  • Cosmic surveys provide crucial information about high energy physics including strong evidence for dark energy, dark matter, and inflation. Ongoing and upcoming surveys will start to identify the underlying physics of these new phenomena, including tight constraints on the equation of state of dark energy, the viability of modified gravity, the existence of extra light species, the masses of the neutrinos, and the potential of the field that drove inflation. Even after the Stage IV experiments, DESI and LSST, complete their surveys, there will still be much information left in the sky. This additional information will enable us to understandmore » the physics underlying the dark universe at an even deeper level and, in case Stage IV surveys find hints for physics beyond the current Standard Model of Cosmology, to revolutionize our current view of the universe. There are many ideas for how best to supplement and aid DESI and LSST in order to access some of this remaining information and how surveys beyond Stage IV can fully exploit this regime. These ideas flow to potential projects that could start construction in the 2020's.« less

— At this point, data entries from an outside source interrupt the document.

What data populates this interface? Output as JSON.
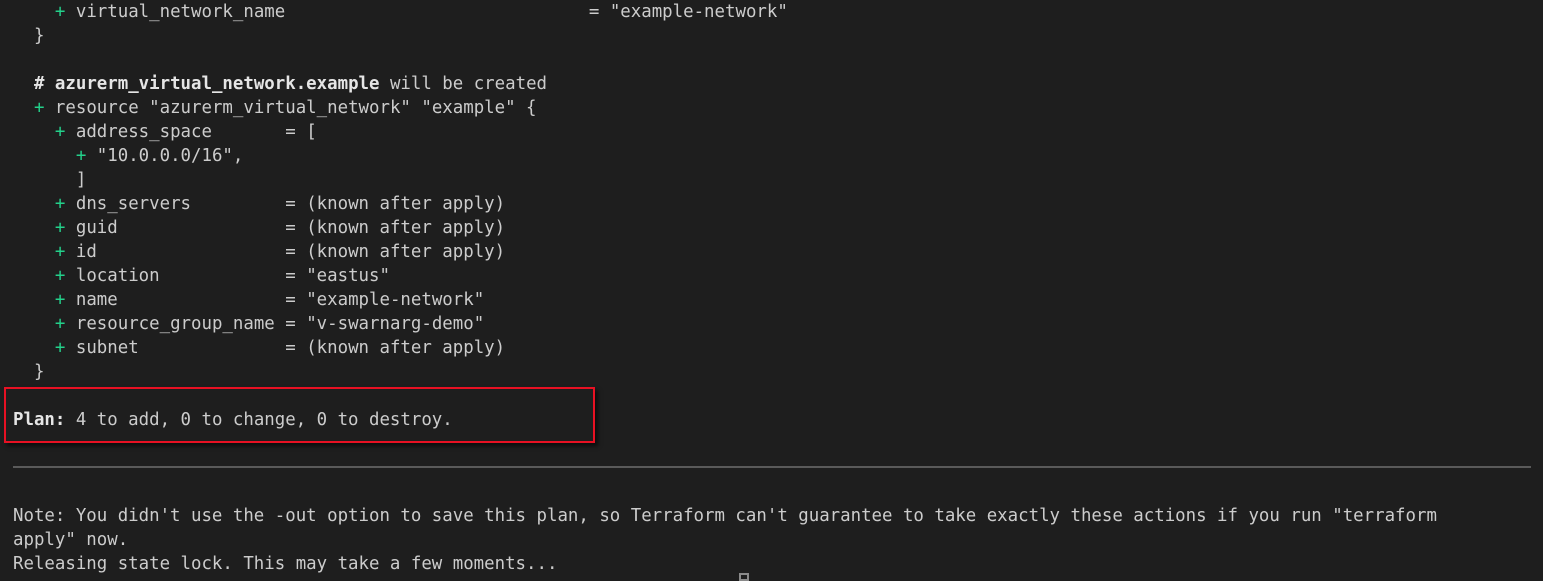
{
  "terminal": {
    "lines": [
      {
        "indent": "    ",
        "plus": "+ ",
        "key": "virtual_network_name                             ",
        "value": "= \"example-network\""
      },
      {
        "indent": "  ",
        "text": "}"
      },
      {
        "indent": "",
        "text": ""
      },
      {
        "indent": "  ",
        "comment_prefix": "# ",
        "resource_addr": "azurerm_virtual_network.example",
        "comment_suffix": " will be created"
      },
      {
        "indent": "  ",
        "plus": "+ ",
        "text": "resource \"azurerm_virtual_network\" \"example\" {"
      },
      {
        "indent": "    ",
        "plus": "+ ",
        "key": "address_space       ",
        "value": "= ["
      },
      {
        "indent": "      ",
        "plus": "+ ",
        "text": "\"10.0.0.0/16\","
      },
      {
        "indent": "    ",
        "text": "  ]"
      },
      {
        "indent": "    ",
        "plus": "+ ",
        "key": "dns_servers         ",
        "value": "= (known after apply)"
      },
      {
        "indent": "    ",
        "plus": "+ ",
        "key": "guid                ",
        "value": "= (known after apply)"
      },
      {
        "indent": "    ",
        "plus": "+ ",
        "key": "id                  ",
        "value": "= (known after apply)"
      },
      {
        "indent": "    ",
        "plus": "+ ",
        "key": "location            ",
        "value": "= \"eastus\""
      },
      {
        "indent": "    ",
        "plus": "+ ",
        "key": "name                ",
        "value": "= \"example-network\""
      },
      {
        "indent": "    ",
        "plus": "+ ",
        "key": "resource_group_name ",
        "value": "= \"v-swarnarg-demo\""
      },
      {
        "indent": "    ",
        "plus": "+ ",
        "key": "subnet              ",
        "value": "= (known after apply)"
      },
      {
        "indent": "  ",
        "text": "}"
      }
    ],
    "plan": {
      "label": "Plan:",
      "summary": " 4 to add, 0 to change, 0 to destroy."
    },
    "note_line1": "Note: You didn't use the -out option to save this plan, so Terraform can't guarantee to take exactly these actions if you run \"terraform",
    "note_line2": "apply\" now.",
    "releasing": "Releasing state lock. This may take a few moments..."
  },
  "colors": {
    "background": "#1e1e1e",
    "text": "#cccccc",
    "plus": "#23d18b",
    "highlight_border": "#e81123"
  }
}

  • A strong instrumentation and detector R&D program has enabled the current generation of cosmic frontier surveys. A small investment in R&D will continue to pay dividends and enable new probes to investigate the accelerated expansion of the universe. Instrumentation and detector R&D provide critical training opportunities for future generations of experimentalists, skills that are important across the entire Department of Energy High Energy Physics program.
  • A strong instrumentation and detector R&D program has enabled the current generation of cosmic frontier surveys. A small investment in R&D will continue to pay dividends and enable new probes to investigate the accelerated expansion of the universe. Instrumentation and detector R&D provide critical training opportunities for future generations of experimentalists, skills that are important across the entire DOE HEP program.

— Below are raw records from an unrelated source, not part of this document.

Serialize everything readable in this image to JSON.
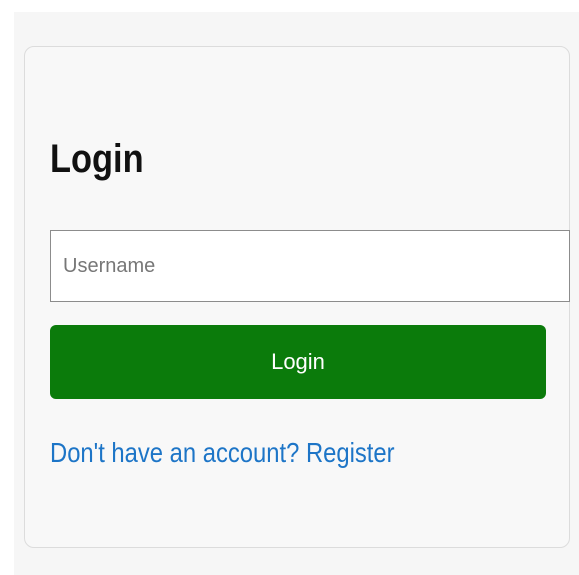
{
  "login": {
    "title": "Login",
    "username_placeholder": "Username",
    "username_value": "",
    "button_label": "Login",
    "register_link": "Don't have an account? Register"
  },
  "colors": {
    "page_background": "#f6f6f6",
    "card_background": "#f8f8f8",
    "button_green": "#0b7b0b",
    "link_blue": "#1d75c7"
  }
}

  • Cosmic surveys provide crucial information about high energy physics including strong evidence for dark energy, dark matter, and inflation. Ongoing and upcoming surveys will start to identify the underlying physics of these new phenomena, including tight constraints on the equation of state of dark energy, the viability of modified gravity, the existence of extra light species, the masses of the neutrinos, and the potential of the field that drove inflation. Even after the Stage IV experiments, DESI and LSST, complete their surveys, there will still be much information left in the sky. This additional information will enable us to understandmore » the physics underlying the dark universe at an even deeper level and, in case Stage IV surveys find hints for physics beyond the current Standard Model of Cosmology, to revolutionize our current view of the universe. There are many ideas for how best to supplement and aid DESI and LSST in order to access some of this remaining information and how surveys beyond Stage IV can fully exploit this regime. These ideas flow to potential projects that could start construction in the 2020's.« less